What is required:
Each line of the listing that contains "structured" should be found and copied.

Record extracts:

-*-

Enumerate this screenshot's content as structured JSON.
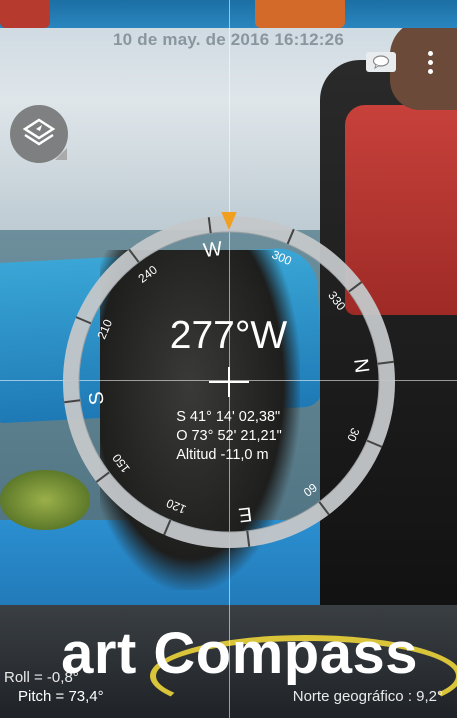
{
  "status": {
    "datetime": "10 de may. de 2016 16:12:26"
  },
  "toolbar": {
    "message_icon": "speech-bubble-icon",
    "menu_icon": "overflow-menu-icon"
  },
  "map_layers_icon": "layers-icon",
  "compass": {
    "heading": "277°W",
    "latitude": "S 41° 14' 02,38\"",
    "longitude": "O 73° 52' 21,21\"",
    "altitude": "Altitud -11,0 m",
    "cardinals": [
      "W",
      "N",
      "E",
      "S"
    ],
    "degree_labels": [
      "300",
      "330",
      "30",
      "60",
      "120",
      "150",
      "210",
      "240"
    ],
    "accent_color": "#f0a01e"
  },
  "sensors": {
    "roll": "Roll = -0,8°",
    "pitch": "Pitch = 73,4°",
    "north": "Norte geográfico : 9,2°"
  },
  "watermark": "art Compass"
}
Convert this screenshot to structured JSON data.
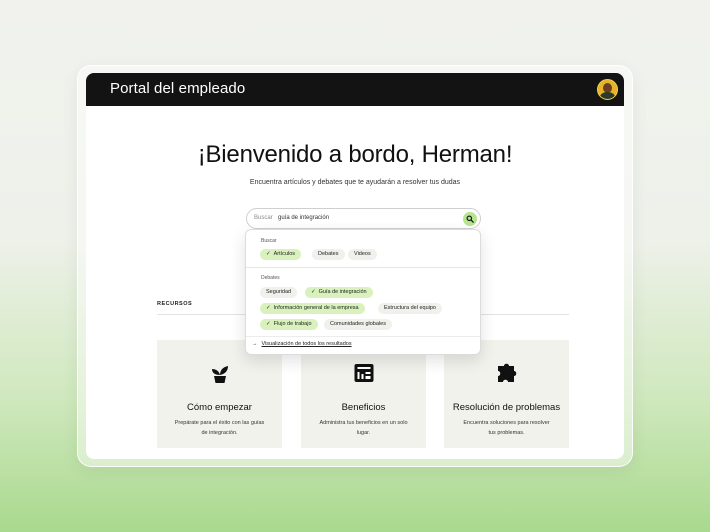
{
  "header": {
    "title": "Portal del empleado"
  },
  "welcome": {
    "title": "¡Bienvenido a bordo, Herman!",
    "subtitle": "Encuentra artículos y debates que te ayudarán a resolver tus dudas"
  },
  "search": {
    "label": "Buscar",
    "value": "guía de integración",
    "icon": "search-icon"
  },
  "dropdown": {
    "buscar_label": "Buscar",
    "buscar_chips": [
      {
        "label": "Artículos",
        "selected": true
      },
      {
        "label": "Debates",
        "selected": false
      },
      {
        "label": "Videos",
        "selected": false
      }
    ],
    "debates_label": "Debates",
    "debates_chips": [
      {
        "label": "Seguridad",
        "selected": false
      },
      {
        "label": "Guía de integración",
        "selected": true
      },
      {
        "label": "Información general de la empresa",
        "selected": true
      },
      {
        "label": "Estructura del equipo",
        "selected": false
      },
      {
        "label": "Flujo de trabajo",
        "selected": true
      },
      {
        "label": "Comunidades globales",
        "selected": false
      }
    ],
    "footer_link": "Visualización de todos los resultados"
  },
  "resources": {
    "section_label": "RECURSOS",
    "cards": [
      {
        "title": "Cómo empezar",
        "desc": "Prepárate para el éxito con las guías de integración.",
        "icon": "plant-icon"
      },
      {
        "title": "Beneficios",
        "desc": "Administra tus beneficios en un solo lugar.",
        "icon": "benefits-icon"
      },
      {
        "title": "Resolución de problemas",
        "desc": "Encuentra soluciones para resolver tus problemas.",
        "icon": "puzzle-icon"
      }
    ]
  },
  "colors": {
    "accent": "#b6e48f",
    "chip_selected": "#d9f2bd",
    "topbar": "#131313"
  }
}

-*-

Written reply:
Enumerate this screenshot's content as structured JSON.
Convert this screenshot to structured JSON data.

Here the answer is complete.